At this point, you’re probably wondering about the math. How do you figure out that the horizontal width of the rectangle in front of you doesn’t take up more than a 6th of a full circle?
That’s a lot more complex than measuring the distance between a TV and a chair. Here’s how to do it: First, multiply the advertised, diagonal size of the 4K TV by 0.87. That formula tells you that a 50-inch set is 43.5 inches wide.
Next, visit the Angular Size Calculator. Click the Distance button. Enter 60 for the angle (I’m assuming a 4K TV here). In the Size field, enter the width you calculated above.
The result will be the closest desirable distance in inches. For a 50-inch TV, that’s just a bit over three feet. That’s still awfully close.
When the resolution changes
Your TV has a fixed resolution, either 1080p or 4K. But the content you watch will vary considerably. Most Blu-rays are 1080p (the “p” indicates progressive scanning). All DVDs are 480p. Broadcast TV could be 480i (the “i” interlaced interlaced scanning), 480p, 720p, or 1080i. Streaming content? Who knows. It can change in the middle of a program, based on your broadband speed.

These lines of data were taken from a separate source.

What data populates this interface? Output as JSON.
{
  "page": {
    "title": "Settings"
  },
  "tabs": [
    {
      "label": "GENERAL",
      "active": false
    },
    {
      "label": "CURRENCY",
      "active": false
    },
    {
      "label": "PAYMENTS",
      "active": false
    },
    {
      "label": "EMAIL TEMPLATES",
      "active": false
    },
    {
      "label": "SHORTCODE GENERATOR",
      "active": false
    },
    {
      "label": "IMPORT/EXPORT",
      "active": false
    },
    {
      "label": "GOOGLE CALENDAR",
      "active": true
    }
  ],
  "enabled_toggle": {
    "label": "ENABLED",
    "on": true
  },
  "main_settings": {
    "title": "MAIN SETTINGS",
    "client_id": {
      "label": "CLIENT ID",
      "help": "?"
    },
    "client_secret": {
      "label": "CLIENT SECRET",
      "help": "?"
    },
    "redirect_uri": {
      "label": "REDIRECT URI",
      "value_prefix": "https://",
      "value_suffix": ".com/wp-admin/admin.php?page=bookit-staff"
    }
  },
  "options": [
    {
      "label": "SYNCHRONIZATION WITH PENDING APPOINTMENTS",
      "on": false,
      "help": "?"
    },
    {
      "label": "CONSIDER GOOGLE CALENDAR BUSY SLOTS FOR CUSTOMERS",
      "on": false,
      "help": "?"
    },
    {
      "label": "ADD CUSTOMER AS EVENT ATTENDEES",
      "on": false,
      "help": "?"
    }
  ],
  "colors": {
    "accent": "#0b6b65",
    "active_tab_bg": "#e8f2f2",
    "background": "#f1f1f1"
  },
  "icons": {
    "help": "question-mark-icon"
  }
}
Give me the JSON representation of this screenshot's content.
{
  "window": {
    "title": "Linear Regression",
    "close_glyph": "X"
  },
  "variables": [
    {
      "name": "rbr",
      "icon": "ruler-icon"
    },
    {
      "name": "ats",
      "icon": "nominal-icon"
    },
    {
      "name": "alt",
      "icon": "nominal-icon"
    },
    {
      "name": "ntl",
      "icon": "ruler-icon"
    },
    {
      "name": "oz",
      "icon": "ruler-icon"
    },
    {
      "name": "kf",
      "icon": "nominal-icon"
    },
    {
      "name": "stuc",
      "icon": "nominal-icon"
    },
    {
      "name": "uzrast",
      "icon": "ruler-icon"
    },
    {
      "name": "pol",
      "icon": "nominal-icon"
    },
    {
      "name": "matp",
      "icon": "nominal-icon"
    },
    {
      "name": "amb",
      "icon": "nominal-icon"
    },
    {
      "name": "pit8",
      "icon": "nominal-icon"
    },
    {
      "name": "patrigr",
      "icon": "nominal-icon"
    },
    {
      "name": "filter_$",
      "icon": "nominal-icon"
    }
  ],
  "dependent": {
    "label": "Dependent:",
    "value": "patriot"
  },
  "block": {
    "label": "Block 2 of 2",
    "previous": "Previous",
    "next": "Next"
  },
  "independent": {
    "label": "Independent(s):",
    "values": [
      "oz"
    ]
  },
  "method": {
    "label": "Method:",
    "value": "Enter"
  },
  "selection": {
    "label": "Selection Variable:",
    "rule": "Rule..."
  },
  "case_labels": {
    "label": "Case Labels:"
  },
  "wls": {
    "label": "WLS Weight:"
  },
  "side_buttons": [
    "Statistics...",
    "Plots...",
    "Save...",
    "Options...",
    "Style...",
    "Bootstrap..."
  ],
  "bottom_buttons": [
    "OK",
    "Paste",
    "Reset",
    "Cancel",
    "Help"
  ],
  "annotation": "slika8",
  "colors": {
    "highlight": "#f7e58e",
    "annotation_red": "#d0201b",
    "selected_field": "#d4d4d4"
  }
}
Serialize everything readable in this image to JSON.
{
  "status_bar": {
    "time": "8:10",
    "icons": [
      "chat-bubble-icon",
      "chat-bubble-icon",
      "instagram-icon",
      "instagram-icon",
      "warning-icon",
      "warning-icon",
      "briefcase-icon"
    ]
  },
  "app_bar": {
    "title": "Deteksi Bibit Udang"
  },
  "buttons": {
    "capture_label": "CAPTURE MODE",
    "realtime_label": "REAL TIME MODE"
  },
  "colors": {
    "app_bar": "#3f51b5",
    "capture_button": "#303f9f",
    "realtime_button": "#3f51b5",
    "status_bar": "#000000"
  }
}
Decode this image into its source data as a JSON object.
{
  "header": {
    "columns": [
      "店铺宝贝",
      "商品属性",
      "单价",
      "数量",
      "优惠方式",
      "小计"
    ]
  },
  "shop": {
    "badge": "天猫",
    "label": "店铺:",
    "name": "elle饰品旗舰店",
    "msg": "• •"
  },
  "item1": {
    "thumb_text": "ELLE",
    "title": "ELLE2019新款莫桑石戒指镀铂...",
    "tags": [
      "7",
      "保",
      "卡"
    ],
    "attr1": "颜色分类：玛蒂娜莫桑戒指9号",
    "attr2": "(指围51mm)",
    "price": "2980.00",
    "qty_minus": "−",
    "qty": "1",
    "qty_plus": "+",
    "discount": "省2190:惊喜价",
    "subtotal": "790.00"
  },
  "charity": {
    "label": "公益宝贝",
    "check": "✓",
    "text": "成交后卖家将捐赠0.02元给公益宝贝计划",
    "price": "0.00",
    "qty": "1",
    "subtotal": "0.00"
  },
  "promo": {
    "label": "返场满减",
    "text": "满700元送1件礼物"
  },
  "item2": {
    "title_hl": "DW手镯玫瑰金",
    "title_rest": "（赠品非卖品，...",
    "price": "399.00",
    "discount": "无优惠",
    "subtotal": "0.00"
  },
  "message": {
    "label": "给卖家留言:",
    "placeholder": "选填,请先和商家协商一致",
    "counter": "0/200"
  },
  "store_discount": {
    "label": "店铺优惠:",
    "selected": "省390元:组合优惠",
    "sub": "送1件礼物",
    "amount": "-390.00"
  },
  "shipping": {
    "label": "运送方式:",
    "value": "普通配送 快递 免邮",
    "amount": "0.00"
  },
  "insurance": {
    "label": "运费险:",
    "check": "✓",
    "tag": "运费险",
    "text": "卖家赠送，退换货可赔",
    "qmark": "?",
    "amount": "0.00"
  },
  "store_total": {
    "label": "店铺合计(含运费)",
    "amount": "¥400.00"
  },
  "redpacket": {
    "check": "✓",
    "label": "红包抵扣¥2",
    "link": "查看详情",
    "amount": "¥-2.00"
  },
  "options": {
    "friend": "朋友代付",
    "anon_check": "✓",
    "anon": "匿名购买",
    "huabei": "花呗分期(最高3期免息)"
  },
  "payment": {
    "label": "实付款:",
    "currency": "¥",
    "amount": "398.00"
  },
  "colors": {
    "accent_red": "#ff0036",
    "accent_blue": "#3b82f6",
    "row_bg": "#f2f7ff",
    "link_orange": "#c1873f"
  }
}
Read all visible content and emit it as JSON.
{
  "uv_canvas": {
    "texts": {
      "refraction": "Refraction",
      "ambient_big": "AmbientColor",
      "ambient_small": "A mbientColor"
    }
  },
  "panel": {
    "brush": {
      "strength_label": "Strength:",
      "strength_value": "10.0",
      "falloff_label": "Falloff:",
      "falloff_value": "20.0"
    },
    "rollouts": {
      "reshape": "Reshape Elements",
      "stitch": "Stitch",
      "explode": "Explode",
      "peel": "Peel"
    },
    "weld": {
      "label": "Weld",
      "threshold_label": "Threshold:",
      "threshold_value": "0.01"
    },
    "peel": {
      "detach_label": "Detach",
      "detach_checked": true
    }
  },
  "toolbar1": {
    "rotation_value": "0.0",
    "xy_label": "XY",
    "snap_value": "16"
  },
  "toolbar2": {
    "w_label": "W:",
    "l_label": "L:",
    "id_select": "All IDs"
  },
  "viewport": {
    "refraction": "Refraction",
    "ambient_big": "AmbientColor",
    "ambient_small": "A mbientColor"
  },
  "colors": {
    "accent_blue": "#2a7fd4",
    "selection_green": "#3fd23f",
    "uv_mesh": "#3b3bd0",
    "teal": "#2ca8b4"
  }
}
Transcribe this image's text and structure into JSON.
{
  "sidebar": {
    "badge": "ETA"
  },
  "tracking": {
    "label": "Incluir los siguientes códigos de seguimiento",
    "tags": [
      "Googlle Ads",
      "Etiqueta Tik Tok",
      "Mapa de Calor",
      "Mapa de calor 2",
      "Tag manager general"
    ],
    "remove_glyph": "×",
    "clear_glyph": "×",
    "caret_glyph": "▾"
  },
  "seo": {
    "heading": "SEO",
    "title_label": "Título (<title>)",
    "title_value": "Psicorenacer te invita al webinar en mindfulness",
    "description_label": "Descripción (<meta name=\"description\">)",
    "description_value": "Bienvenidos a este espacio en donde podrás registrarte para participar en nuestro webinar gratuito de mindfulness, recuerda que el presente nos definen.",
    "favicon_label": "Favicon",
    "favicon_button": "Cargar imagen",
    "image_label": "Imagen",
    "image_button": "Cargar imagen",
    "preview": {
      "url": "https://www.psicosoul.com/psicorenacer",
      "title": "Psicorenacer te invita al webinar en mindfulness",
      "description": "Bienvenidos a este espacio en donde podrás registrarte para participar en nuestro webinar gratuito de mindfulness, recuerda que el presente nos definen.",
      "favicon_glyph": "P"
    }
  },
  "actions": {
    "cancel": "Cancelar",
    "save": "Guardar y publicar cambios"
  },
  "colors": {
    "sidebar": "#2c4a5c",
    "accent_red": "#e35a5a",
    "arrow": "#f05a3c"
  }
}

When most TVs receive a lower-resolution signal, they’ll will upscale it to the television’s native resolution—unless your DVR, cable box, Roku, or other device does it first.
But there’s something you need to understand about upscaling: It doesn’t improve the picture. Sure, technically, the TV is displaying its full resolution. But a 480i signal upscaled to 4K still contains only 480i worth of image information.
So if you place your chair close enough to become immersed in 4K splendor, many of the programs you watch will look pretty bad. You probably won’t see actual pixels—the upscaling algorithms manage to hide that—but you’ll get blurry images.
To get an idea of what you lose, consider these two images (click the photo below for more detail). The top image is the full resolution. The bottom image is the same picture, reduced to a quarter of its resolution, then upscaled back to its original size. This roughly shows what you’d get with an image shot with a 4K camera that’s reduced to a 1080p stream or Blu-ray and then shown on a 4K TV.
Note the grooves in the log in the foreground, and the mirrored windows in the casino hotel in the background. You’ll see much more detail in the top photo. (If you’re wondering, the photo was taken in South Lake Tahoe. One side of the street is California; the other Nevada.)
You therefore might want to keep your chair a bit farther from the TV than is optimal for using all that the television can deliver. Or, if the chair is light enough, you can always move it back and forward.
Television health issues
Despite what your parents told you, sitting too close to the TV isn’t bad for your eyes or your health.
Decades ago, the medical community had legitimate worries about x-radiation from televisions. But these problems were largely fixed by the late 1960s, and they became completely irrelevant as CRTs disappeared. According to the FDA, “flat panel TVs incorporating Liquid Crystal Displays (LCD) or Plasma displays are not capable of emitting x-radiation.”
But what about eye strain? According to Dr. Lee Duffner of the American Academy of Ophthalmology, “sitting too close to a TV will not damage your eyes but it may cause eyestrain.”That problem that can be cured by a good night’s sleep.
My own ophthalmologist, Richard L. Litwin of the Berkeley Ophthalmology Medical Group, has a simple rule: “Any distance that does not invoke discomfort is OK.”
But that’s not to say that watching TV is a healthy activity. Time spent sitting or reclining is time that you’re not getting physical exercise.
I know. You just want to sit back, relax, and watch TV. You don’t want to fiddle with spreadsheets, pull out a measuring tape, and calculate degrees into inches. And you certainly don’t want to be told that you need more exercise.
You’re best off mixing these numbers and calculations with a little common sense—and your own taste in what looks good to you personally. No one told me that I should sit way down front in a movie theater. In fact, people have been telling me not to so for most of my life.
I don’t listen to them.